Our overarching approach is to synthesize and test approaches to effective and equitable community engagement in biodiversity conservation and natural resource management. We aim to elucidate trade-offs and synergies between socio-economic and ecological components of natural ecosystems under the community-based conservation model.

Connecting communities and conservation

Engaging communities is regarded as a critical component in biodiversity conservation and sustainable development. Despite the widely accepted idea that community engagement is essential to conservation success, the evidence for why specific engagement approaches are most effective in achieving long-term outcomes is unclear.

The methods for sufficient and successful engagement are not well understood either. Strengthening this evidence base will enhance our success on achieving durability in conservation initiatives, while reducing the risk of failed programs and negative consequences for people and ecosystems.

We are bringing together a range of multidisciplinary perspectives to pursue an evidence-based approach to conceptualizing and implementing effective and equitable community engagement that leads to measurable biodiversity conservation outcomes.

By synthesizing a global evidence base from published and grey literature, we will characterize the current state of knowledge of what we know about existing community engagement approaches and whether and how they work to achieve ecological and social outcomes.

We will use this evidence base to derive standardized and comprehensive frameworks of understanding of how engagement approaches are designed and used, build robust evidence-driven theories of change on how these approaches are thought to achieve outcomes in different contexts and test these theories with case studies with partner institutions and projects.

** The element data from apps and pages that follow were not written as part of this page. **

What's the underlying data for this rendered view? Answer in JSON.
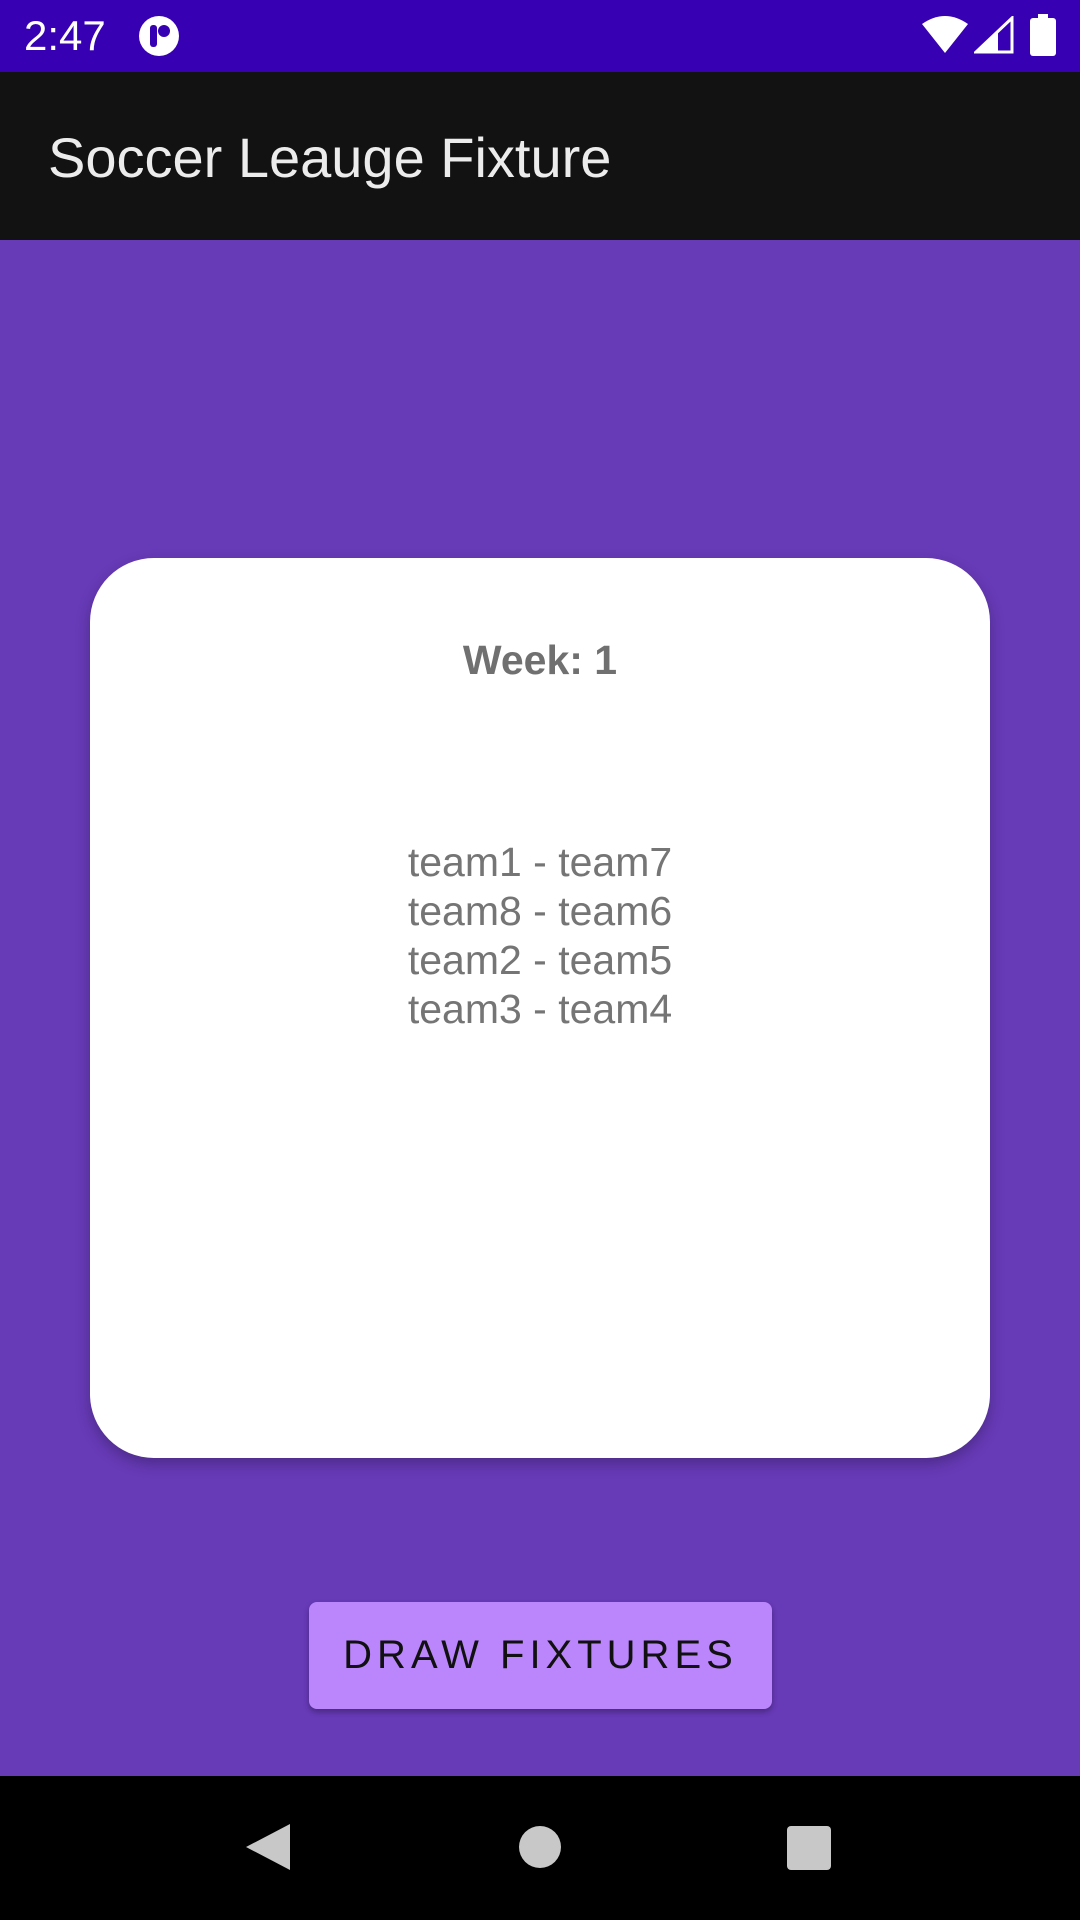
{
  "status_bar": {
    "time": "2:47",
    "icons": [
      "app-indicator-icon",
      "wifi-icon",
      "cellular-signal-icon",
      "battery-icon"
    ]
  },
  "app_bar": {
    "title": "Soccer Leauge Fixture"
  },
  "card": {
    "week_label": "Week: 1",
    "fixtures": [
      "team1 - team7",
      "team8 - team6",
      "team2 - team5",
      "team3 - team4"
    ]
  },
  "actions": {
    "draw_label": "DRAW FIXTURES"
  },
  "nav_bar": {
    "icons": [
      "back-icon",
      "home-icon",
      "recents-icon"
    ]
  },
  "colors": {
    "status_bar": "#3700b3",
    "app_bar": "#121212",
    "background": "#673ab7",
    "button": "#bb86fc",
    "card": "#ffffff"
  }
}
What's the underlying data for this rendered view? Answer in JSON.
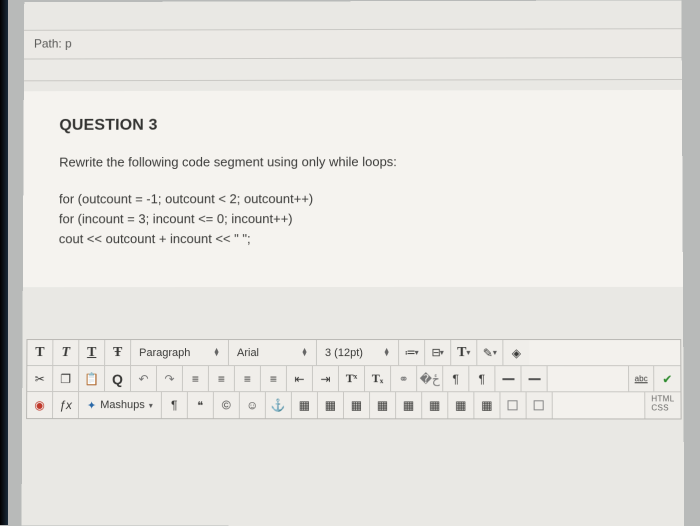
{
  "path": {
    "label": "Path: p"
  },
  "question": {
    "title": "QUESTION 3",
    "prompt": "Rewrite the following code segment using only while loops:",
    "code_line1": "for (outcount = -1; outcount < 2; outcount++)",
    "code_line2": "for (incount = 3; incount <= 0; incount++)",
    "code_line3": "cout << outcount + incount << \" \";"
  },
  "toolbar": {
    "row1": {
      "t1": "T",
      "t2": "T",
      "t3": "T",
      "t4": "Ŧ",
      "format_label": "Paragraph",
      "font_label": "Arial",
      "size_label": "3 (12pt)",
      "bullets": "≔",
      "numlist": "⊟",
      "textstyle": "T",
      "pen": "✎",
      "diamond": "◈"
    },
    "row2": {
      "cut": "✂",
      "copy": "❐",
      "paste": "📋",
      "find": "Q",
      "undo": "↶",
      "redo": "↷",
      "alignL": "≡",
      "alignC": "≡",
      "alignR": "≡",
      "alignJ": "≡",
      "indentOut": "⇤",
      "indentIn": "⇥",
      "sup": "Tˣ",
      "sub": "Tₓ",
      "link": "⚭",
      "linkoff": "�ځ",
      "ltr": "¶",
      "rtl": "¶",
      "d1": "—",
      "d2": "—",
      "abc": "abc",
      "check": "✔"
    },
    "row3": {
      "rec": "◉",
      "fx": "ƒx",
      "mashups_label": "Mashups",
      "para": "¶",
      "quote": "❝",
      "copyright": "©",
      "smile": "☺",
      "anchor": "⚓",
      "grid": "▦",
      "html": "HTML",
      "css": "CSS"
    }
  }
}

Our evidence-driven, collaborative approach represents a transformational approach to designing and implementing community engagement in global conservation outcomes.